break through

Image courtesy of BraNewbs @ Flickr

Learning From Izzy – We’ve All Been Passionate Once…

By Chris Nash, Director & Senior Mentorship Coach, Lighthouse International 

How many people have you interacted with who you can say are genuinely passionate? Who is alive with a sense of creative possibility for life, or even just one aspect of it?

Wherever they are now, everyone that you have seen or met today used to be passionate at one point in their lives, even it was only when they were 4-years-old when every day was a phenomenal adventure!

So no matter how you feel today or how anyone else does, we should never lose touch with this. We speak about the ‘exuberance of youth’ as if it’s something that gets taken away from us at a certain date, but the reality is that it needs constant nurture, encouragement and care. It needs to be treasured and encouraged, otherwise it gets lost in the haze of other people’s expectations and judgements.

When I first met Izzy she struck me as one of the most enthusiastic as well as nervous people I’d ever met all rolled into one! It is really lovely to see her reacquainting herself with that part of her that was suppressed for fear of it not being acceptable to someone else, and through all of that she became unacceptable to herself! I certainly know that one well…

So for me the biggest opportunity here is to really challenge ourselves with questions like…

1. What kind of life are you leading?
(Are you driven by meaning and purpose or does it feel like you’re stuck in a bit of a rut?)

2. How do you feel every day?
(Happy? Down? Like you’re going through the motions?)

3. How would you like to feel?
(Passionate? Excited? Joyful?)

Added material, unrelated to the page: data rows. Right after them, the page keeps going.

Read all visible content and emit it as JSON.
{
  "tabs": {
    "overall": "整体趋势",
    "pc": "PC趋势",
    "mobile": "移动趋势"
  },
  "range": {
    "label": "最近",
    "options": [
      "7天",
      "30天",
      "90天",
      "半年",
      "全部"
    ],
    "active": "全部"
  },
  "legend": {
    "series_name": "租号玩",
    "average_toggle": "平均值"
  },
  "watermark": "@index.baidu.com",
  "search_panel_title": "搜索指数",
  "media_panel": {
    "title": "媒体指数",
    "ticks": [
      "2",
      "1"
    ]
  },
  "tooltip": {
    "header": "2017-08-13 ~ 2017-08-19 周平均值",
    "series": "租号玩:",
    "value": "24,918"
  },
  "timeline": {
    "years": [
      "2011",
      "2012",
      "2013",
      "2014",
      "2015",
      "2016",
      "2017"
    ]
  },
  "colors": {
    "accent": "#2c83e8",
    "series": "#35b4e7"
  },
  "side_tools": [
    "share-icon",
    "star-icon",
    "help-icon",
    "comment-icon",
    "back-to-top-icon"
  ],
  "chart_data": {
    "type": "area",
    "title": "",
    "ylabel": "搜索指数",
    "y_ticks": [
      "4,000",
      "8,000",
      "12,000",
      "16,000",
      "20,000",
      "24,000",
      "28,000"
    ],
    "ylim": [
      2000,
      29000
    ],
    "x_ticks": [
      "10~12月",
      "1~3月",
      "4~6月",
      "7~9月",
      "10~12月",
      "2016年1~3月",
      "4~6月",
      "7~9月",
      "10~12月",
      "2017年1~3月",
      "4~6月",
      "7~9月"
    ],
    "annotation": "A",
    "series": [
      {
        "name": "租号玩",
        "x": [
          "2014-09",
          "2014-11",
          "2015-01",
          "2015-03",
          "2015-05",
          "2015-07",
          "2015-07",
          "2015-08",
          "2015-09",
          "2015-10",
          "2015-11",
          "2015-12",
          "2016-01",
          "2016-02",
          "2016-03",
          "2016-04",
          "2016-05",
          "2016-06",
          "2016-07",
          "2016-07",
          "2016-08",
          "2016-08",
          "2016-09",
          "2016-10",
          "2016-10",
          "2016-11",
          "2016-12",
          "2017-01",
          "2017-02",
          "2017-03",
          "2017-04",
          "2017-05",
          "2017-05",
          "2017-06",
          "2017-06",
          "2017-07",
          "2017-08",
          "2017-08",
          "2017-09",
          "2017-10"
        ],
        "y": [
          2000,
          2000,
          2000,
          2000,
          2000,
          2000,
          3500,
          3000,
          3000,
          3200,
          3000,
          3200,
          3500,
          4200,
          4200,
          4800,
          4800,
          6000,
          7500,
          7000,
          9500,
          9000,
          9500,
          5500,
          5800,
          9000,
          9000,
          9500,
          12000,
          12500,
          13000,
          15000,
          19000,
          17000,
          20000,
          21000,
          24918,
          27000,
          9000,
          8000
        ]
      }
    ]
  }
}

4. What have you lost touch with?
(That excitement and adventure for life? That passion you used to have at school or university?)

No story you sell yourself about why you are where you are will ever be able to cover up your soul’s yearning to be everything you have the potential to be….

What passion are you yearning to rediscover in your own life?

learn how lighthouse mentoring can help here